Definition of motte in English:



  • 1 historical A mound forming the site of a castle or camp.

    ‘Modern steps curve up the side of the motte (the castle mound), one of the largest in the country.’
    • ‘The Norman castle motte known as Twt Hill probably overlies the site of the palace constructed by Llywelyn ap Seisyll in 1015.’
    • ‘That Edward's fortress incorporated the motte of an earlier Norman castle indicates that here castle-building actually signified a re-conquest of territory.’
    • ‘Many mottes in later twelfth-century Galloway were the work of the lords of Galloway, as they sought to resist the advance of the Scottish kings and their Anglo-Norman circle.’
    • ‘Design modifications in the 12th century included stone tower keeps to replace the motte.’
    • ‘The motte stands at the north-east corner of a square, subdivided bailey, the inner portion of which is partly walled and has a gate.’
    • ‘The Archbishop said the site was a conservation area in the centre of an historic city, below a tower which was a scheduled ancient monument and which was built on a motte created by William the Conqueror.’
    barrow, tumulus
  • 2

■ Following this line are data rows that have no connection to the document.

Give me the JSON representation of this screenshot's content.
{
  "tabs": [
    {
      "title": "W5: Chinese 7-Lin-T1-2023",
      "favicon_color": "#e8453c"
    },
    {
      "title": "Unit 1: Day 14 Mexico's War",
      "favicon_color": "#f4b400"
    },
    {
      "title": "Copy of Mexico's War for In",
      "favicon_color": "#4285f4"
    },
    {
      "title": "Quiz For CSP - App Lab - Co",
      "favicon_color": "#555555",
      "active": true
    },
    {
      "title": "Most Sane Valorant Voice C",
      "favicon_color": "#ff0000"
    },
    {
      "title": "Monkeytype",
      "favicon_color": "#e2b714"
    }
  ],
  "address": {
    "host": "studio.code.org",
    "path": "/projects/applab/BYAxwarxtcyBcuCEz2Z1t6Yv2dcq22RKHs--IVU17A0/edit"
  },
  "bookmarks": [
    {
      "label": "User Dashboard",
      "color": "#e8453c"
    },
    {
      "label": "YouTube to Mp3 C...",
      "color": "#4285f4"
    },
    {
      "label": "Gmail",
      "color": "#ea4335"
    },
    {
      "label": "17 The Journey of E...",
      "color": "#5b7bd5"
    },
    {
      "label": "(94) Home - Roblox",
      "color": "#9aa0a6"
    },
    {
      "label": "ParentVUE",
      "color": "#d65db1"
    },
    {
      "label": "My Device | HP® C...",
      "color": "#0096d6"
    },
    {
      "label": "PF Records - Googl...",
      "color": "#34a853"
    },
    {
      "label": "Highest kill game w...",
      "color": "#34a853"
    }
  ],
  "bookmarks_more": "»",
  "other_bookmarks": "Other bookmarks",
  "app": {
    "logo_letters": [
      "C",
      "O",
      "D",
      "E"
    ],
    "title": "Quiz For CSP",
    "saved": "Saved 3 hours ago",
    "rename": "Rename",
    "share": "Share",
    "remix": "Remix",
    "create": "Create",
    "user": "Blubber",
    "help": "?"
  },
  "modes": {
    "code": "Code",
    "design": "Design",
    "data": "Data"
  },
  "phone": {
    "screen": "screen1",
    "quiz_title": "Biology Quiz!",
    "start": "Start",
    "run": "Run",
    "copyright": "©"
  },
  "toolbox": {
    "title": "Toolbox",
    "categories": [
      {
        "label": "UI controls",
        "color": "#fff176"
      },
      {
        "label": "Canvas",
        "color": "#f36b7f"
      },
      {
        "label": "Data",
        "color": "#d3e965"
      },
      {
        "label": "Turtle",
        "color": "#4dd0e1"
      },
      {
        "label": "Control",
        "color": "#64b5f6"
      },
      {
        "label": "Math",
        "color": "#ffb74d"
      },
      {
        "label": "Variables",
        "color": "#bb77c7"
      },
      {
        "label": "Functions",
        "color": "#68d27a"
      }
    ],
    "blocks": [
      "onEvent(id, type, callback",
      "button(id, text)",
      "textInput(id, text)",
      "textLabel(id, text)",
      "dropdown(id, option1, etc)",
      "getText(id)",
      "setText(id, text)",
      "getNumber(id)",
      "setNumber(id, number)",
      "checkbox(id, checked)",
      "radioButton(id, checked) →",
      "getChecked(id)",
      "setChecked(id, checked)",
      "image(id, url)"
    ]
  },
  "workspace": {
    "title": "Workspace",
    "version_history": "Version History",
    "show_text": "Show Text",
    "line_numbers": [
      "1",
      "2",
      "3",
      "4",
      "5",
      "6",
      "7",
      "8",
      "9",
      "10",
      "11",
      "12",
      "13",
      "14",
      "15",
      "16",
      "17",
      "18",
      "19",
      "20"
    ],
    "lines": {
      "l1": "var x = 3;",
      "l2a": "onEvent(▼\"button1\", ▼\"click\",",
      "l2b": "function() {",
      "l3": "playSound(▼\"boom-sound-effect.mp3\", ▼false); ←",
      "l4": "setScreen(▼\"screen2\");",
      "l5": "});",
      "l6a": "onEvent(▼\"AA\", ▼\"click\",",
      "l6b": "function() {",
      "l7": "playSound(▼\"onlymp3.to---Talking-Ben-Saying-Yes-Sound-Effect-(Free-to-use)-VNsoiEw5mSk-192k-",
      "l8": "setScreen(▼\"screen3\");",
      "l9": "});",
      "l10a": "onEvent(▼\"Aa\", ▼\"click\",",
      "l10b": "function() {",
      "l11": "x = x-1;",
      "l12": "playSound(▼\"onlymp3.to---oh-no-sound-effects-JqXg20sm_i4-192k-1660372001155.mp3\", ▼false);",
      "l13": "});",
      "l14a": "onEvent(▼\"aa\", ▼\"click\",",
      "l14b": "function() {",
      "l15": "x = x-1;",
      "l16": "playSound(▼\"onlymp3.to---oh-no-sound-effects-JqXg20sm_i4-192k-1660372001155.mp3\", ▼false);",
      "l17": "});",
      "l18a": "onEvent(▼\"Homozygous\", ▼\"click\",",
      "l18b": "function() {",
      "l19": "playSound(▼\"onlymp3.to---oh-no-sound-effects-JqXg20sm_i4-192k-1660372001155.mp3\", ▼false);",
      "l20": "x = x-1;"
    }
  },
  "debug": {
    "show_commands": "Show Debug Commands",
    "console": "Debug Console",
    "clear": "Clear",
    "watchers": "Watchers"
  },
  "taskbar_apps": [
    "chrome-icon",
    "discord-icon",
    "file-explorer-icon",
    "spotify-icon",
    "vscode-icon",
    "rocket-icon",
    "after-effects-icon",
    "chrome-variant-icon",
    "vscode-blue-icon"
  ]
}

    (also mott)
    US (especially in the southwestern US) a stand of trees; a grove.

    ‘You stand to either side of the motte and send a flushing dog inside.’
    • ‘Much of the dense brush was limited to rivers, creeks, drainages, and in small mottes on the prairie.’
    • ‘A vague whir from the motte caught my attention.’



/mät/ /mɑt/


Late 19th century from French, ‘mound’, from Old French mote (see moat).